Each entry should be written out once more, exactly as given below.

▶ [WORKING DATA]
"""

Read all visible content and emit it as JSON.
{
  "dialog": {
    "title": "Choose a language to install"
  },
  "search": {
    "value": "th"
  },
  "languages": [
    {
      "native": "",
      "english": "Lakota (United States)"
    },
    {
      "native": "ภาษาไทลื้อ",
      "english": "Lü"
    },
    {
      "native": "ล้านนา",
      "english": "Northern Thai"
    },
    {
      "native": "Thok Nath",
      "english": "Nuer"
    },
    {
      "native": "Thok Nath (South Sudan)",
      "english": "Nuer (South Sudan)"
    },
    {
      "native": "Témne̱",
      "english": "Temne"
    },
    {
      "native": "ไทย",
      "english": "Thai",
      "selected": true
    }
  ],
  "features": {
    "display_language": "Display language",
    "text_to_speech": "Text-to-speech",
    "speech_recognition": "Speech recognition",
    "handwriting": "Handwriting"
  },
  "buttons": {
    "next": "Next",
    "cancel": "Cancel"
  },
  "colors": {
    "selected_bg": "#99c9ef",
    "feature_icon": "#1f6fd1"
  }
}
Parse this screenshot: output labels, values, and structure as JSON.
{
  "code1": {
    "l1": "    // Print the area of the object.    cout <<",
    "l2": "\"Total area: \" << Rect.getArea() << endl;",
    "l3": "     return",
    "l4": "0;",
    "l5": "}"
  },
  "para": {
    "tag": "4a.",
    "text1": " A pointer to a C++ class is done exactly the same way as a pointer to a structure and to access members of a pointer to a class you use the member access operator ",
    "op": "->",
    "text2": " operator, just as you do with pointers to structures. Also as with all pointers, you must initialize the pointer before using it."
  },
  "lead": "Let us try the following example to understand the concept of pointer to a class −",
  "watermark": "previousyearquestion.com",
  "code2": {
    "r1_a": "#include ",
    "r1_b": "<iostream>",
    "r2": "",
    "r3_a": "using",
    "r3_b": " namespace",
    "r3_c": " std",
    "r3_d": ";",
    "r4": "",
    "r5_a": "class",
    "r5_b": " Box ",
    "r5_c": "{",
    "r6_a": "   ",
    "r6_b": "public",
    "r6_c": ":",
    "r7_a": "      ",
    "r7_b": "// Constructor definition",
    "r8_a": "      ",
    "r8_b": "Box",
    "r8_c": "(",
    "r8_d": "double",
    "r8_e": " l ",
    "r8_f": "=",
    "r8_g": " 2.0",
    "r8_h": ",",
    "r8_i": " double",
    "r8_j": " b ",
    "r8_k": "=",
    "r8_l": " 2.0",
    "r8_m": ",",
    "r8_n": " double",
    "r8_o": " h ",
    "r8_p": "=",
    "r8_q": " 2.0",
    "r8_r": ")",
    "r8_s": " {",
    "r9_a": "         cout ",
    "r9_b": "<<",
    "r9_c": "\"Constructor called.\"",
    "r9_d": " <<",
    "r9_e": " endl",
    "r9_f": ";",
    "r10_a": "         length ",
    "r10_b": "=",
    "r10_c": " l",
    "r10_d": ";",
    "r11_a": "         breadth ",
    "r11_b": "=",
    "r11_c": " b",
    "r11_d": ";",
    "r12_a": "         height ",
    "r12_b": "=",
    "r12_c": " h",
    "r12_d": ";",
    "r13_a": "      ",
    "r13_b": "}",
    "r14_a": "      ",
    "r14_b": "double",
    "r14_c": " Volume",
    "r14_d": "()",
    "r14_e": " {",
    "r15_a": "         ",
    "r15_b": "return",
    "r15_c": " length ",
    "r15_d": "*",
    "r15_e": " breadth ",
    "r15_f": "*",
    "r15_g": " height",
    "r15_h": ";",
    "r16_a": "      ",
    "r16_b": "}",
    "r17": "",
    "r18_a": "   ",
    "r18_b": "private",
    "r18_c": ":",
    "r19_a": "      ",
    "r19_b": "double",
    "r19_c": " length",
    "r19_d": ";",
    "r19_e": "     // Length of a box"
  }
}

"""

▶ [RESULT]
Read all visible content and emit it as JSON.
{
  "dialog": {
    "title": "Choose a language to install"
  },
  "search": {
    "value": "th"
  },
  "languages": [
    {
      "native": "",
      "english": "Lakota (United States)"
    },
    {
      "native": "ภาษาไทลื้อ",
      "english": "Lü"
    },
    {
      "native": "ล้านนา",
      "english": "Northern Thai"
    },
    {
      "native": "Thok Nath",
      "english": "Nuer"
    },
    {
      "native": "Thok Nath (South Sudan)",
      "english": "Nuer (South Sudan)"
    },
    {
      "native": "Témne̱",
      "english": "Temne"
    },
    {
      "native": "ไทย",
      "english": "Thai",
      "selected": true
    }
  ],
  "features": {
    "display_language": "Display language",
    "text_to_speech": "Text-to-speech",
    "speech_recognition": "Speech recognition",
    "handwriting": "Handwriting"
  },
  "buttons": {
    "next": "Next",
    "cancel": "Cancel"
  },
  "colors": {
    "selected_bg": "#99c9ef",
    "feature_icon": "#1f6fd1"
  }
}
Parse this screenshot: output labels, values, and structure as JSON.
{
  "code1": {
    "l1": "    // Print the area of the object.    cout <<",
    "l2": "\"Total area: \" << Rect.getArea() << endl;",
    "l3": "     return",
    "l4": "0;",
    "l5": "}"
  },
  "para": {
    "tag": "4a.",
    "text1": " A pointer to a C++ class is done exactly the same way as a pointer to a structure and to access members of a pointer to a class you use the member access operator ",
    "op": "->",
    "text2": " operator, just as you do with pointers to structures. Also as with all pointers, you must initialize the pointer before using it."
  },
  "lead": "Let us try the following example to understand the concept of pointer to a class −",
  "watermark": "previousyearquestion.com",
  "code2": {
    "r1_a": "#include ",
    "r1_b": "<iostream>",
    "r2": "",
    "r3_a": "using",
    "r3_b": " namespace",
    "r3_c": " std",
    "r3_d": ";",
    "r4": "",
    "r5_a": "class",
    "r5_b": " Box ",
    "r5_c": "{",
    "r6_a": "   ",
    "r6_b": "public",
    "r6_c": ":",
    "r7_a": "      ",
    "r7_b": "// Constructor definition",
    "r8_a": "      ",
    "r8_b": "Box",
    "r8_c": "(",
    "r8_d": "double",
    "r8_e": " l ",
    "r8_f": "=",
    "r8_g": " 2.0",
    "r8_h": ",",
    "r8_i": " double",
    "r8_j": " b ",
    "r8_k": "=",
    "r8_l": " 2.0",
    "r8_m": ",",
    "r8_n": " double",
    "r8_o": " h ",
    "r8_p": "=",
    "r8_q": " 2.0",
    "r8_r": ")",
    "r8_s": " {",
    "r9_a": "         cout ",
    "r9_b": "<<",
    "r9_c": "\"Constructor called.\"",
    "r9_d": " <<",
    "r9_e": " endl",
    "r9_f": ";",
    "r10_a": "         length ",
    "r10_b": "=",
    "r10_c": " l",
    "r10_d": ";",
    "r11_a": "         breadth ",
    "r11_b": "=",
    "r11_c": " b",
    "r11_d": ";",
    "r12_a": "         height ",
    "r12_b": "=",
    "r12_c": " h",
    "r12_d": ";",
    "r13_a": "      ",
    "r13_b": "}",
    "r14_a": "      ",
    "r14_b": "double",
    "r14_c": " Volume",
    "r14_d": "()",
    "r14_e": " {",
    "r15_a": "         ",
    "r15_b": "return",
    "r15_c": " length ",
    "r15_d": "*",
    "r15_e": " breadth ",
    "r15_f": "*",
    "r15_g": " height",
    "r15_h": ";",
    "r16_a": "      ",
    "r16_b": "}",
    "r17": "",
    "r18_a": "   ",
    "r18_b": "private",
    "r18_c": ":",
    "r19_a": "      ",
    "r19_b": "double",
    "r19_c": " length",
    "r19_d": ";",
    "r19_e": "     // Length of a box"
  }
}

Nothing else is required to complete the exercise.